§ **ABOUT THIS TASK**:
Each line in the entries below that holds the string "Information" must be copied.

[Records from a data source]

=====

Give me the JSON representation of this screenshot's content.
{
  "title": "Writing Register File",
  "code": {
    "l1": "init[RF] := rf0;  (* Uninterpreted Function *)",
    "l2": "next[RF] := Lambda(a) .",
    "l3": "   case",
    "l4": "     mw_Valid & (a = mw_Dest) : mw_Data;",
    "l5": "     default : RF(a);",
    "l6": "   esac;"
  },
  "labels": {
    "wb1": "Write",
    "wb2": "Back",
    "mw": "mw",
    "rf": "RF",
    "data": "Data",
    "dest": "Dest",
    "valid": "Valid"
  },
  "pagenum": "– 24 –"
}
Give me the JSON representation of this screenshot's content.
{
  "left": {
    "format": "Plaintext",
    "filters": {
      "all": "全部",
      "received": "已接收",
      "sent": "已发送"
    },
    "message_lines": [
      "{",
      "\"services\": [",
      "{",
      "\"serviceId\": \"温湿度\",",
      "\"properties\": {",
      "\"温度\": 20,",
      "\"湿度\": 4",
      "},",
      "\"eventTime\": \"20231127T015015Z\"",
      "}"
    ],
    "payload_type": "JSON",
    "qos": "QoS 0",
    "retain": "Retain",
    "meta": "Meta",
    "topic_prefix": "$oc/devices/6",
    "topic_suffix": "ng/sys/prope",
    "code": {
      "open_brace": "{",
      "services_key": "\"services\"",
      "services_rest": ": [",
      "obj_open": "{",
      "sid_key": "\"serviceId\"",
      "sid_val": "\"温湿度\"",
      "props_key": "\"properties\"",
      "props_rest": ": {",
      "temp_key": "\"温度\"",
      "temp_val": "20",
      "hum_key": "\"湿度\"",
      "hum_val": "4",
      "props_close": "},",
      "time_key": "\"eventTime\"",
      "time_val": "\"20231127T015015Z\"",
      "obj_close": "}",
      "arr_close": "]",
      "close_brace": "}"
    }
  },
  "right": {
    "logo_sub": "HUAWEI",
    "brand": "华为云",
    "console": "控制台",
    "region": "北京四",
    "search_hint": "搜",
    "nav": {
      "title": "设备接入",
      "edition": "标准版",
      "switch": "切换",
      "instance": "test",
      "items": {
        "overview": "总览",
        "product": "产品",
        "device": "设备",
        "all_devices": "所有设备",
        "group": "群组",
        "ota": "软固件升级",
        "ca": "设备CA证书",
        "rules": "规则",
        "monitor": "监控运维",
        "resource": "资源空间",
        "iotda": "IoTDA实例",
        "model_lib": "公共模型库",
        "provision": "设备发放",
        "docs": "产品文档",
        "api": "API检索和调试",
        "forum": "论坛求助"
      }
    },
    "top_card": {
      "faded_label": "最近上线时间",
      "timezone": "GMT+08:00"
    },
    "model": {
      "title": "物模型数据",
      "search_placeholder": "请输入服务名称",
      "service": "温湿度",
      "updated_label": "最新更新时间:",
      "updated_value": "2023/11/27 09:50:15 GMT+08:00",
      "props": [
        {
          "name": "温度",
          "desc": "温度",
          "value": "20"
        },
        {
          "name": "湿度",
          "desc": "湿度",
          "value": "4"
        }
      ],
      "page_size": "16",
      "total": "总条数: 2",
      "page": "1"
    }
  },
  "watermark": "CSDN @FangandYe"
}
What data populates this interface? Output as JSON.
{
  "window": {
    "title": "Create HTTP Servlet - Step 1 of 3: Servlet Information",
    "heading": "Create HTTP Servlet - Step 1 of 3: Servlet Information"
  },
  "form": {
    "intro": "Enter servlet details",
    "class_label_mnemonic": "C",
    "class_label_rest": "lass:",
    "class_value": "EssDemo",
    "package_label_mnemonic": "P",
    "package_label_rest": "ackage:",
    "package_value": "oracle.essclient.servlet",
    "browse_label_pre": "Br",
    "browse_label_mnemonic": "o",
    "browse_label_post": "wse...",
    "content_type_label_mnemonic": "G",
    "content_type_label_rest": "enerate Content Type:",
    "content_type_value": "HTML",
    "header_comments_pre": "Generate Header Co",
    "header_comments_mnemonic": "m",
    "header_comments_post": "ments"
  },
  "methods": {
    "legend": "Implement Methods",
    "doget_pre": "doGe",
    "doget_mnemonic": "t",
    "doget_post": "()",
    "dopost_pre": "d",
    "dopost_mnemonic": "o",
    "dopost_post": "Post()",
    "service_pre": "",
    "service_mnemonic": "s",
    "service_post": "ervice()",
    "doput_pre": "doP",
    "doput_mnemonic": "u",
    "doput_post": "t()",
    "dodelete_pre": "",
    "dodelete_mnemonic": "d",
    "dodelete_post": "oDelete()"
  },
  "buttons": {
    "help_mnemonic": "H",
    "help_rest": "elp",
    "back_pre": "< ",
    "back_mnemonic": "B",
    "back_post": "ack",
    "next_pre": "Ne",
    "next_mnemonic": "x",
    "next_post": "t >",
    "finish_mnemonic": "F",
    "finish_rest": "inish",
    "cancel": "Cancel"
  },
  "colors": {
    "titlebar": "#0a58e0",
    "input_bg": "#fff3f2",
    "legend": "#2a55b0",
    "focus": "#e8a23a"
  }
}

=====

§ **RESULT FOR THIS TASK**:
    "title": "Create HTTP Servlet - Step 1 of 3: Servlet Information",
    "heading": "Create HTTP Servlet - Step 1 of 3: Servlet Information"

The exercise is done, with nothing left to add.